*EXERCISE MATERIALS:*
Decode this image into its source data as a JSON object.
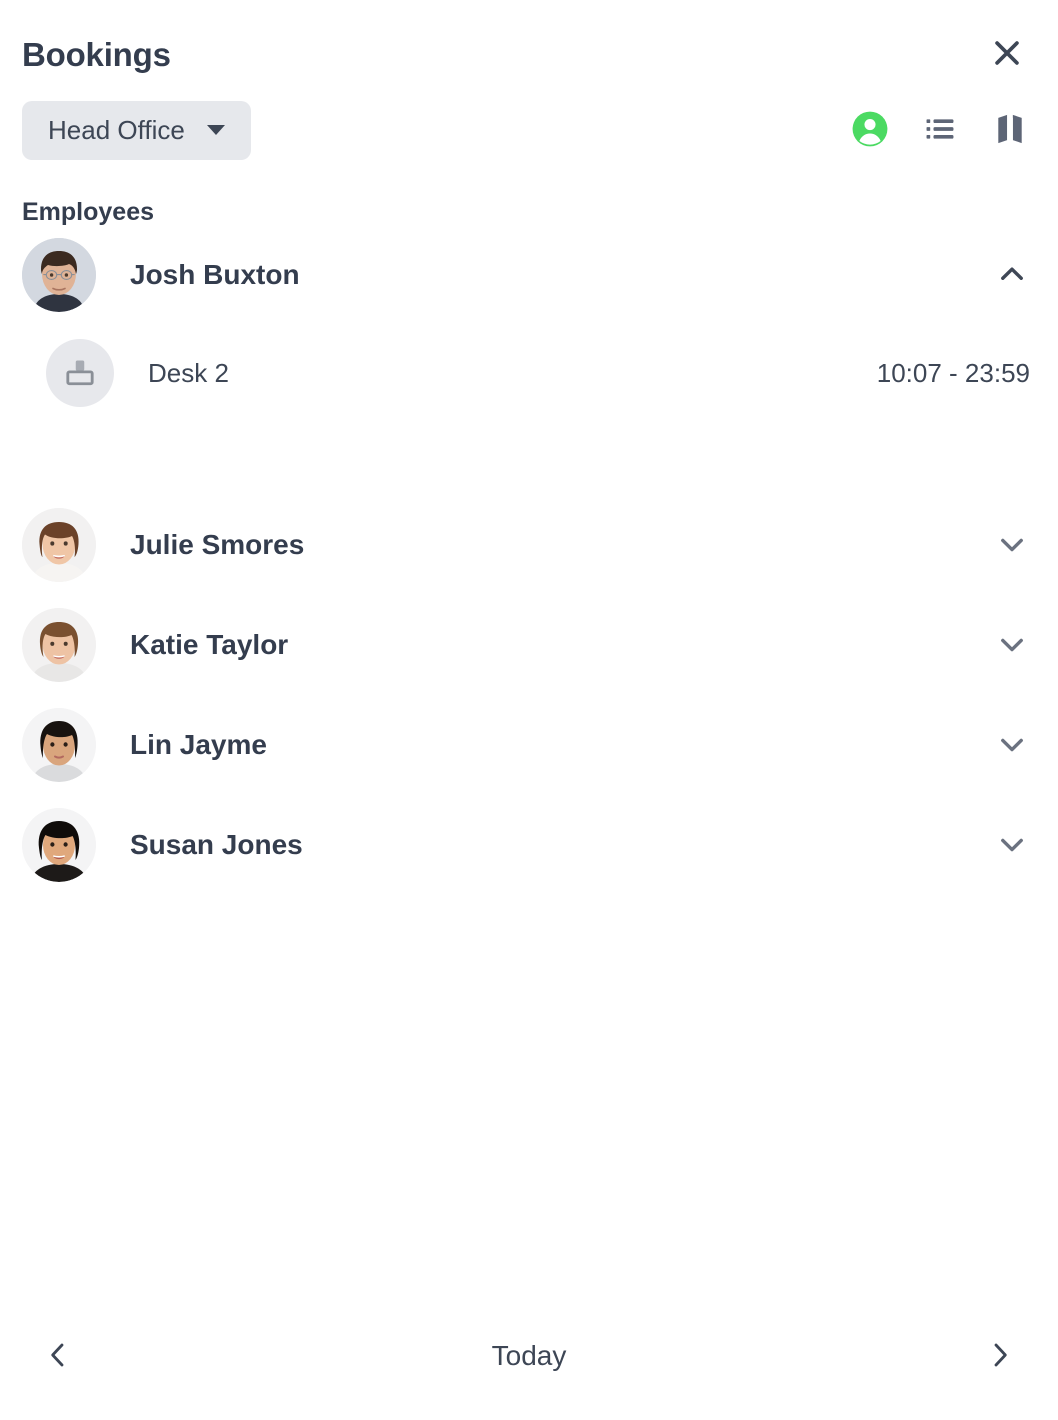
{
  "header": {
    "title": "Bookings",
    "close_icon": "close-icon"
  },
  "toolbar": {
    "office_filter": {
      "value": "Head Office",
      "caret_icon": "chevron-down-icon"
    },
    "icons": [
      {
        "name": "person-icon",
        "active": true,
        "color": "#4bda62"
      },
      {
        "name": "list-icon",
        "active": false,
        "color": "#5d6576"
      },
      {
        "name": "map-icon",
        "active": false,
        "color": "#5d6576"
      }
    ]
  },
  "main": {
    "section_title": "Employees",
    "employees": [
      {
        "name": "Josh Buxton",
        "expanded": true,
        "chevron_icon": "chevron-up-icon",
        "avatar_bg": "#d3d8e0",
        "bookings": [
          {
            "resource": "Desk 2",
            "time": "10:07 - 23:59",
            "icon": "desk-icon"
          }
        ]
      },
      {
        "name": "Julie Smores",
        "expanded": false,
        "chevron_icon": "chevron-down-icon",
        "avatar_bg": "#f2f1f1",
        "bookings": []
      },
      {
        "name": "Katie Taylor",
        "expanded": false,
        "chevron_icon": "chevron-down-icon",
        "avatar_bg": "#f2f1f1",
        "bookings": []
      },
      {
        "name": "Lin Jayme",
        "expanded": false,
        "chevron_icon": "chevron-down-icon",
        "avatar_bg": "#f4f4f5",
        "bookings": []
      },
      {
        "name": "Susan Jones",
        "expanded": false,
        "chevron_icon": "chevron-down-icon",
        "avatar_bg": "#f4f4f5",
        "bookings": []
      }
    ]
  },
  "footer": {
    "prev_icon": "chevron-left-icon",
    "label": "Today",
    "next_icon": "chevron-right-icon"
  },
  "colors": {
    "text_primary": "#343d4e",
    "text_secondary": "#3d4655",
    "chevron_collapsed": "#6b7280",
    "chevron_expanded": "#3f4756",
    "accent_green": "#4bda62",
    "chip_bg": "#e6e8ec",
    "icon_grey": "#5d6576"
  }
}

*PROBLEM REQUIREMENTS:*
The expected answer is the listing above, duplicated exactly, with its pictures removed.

*TASK OUTPUT:*
Decode this image into its source data as a JSON object.
{
  "header": {
    "title": "Bookings",
    "close_icon": "close-icon"
  },
  "toolbar": {
    "office_filter": {
      "value": "Head Office",
      "caret_icon": "chevron-down-icon"
    },
    "icons": [
      {
        "name": "person-icon",
        "active": true,
        "color": "#4bda62"
      },
      {
        "name": "list-icon",
        "active": false,
        "color": "#5d6576"
      },
      {
        "name": "map-icon",
        "active": false,
        "color": "#5d6576"
      }
    ]
  },
  "main": {
    "section_title": "Employees",
    "employees": [
      {
        "name": "Josh Buxton",
        "expanded": true,
        "chevron_icon": "chevron-up-icon",
        "avatar_bg": "#d3d8e0",
        "bookings": [
          {
            "resource": "Desk 2",
            "time": "10:07 - 23:59",
            "icon": "desk-icon"
          }
        ]
      },
      {
        "name": "Julie Smores",
        "expanded": false,
        "chevron_icon": "chevron-down-icon",
        "avatar_bg": "#f2f1f1",
        "bookings": []
      },
      {
        "name": "Katie Taylor",
        "expanded": false,
        "chevron_icon": "chevron-down-icon",
        "avatar_bg": "#f2f1f1",
        "bookings": []
      },
      {
        "name": "Lin Jayme",
        "expanded": false,
        "chevron_icon": "chevron-down-icon",
        "avatar_bg": "#f4f4f5",
        "bookings": []
      },
      {
        "name": "Susan Jones",
        "expanded": false,
        "chevron_icon": "chevron-down-icon",
        "avatar_bg": "#f4f4f5",
        "bookings": []
      }
    ]
  },
  "footer": {
    "prev_icon": "chevron-left-icon",
    "label": "Today",
    "next_icon": "chevron-right-icon"
  },
  "colors": {
    "text_primary": "#343d4e",
    "text_secondary": "#3d4655",
    "chevron_collapsed": "#6b7280",
    "chevron_expanded": "#3f4756",
    "accent_green": "#4bda62",
    "chip_bg": "#e6e8ec",
    "icon_grey": "#5d6576"
  }
}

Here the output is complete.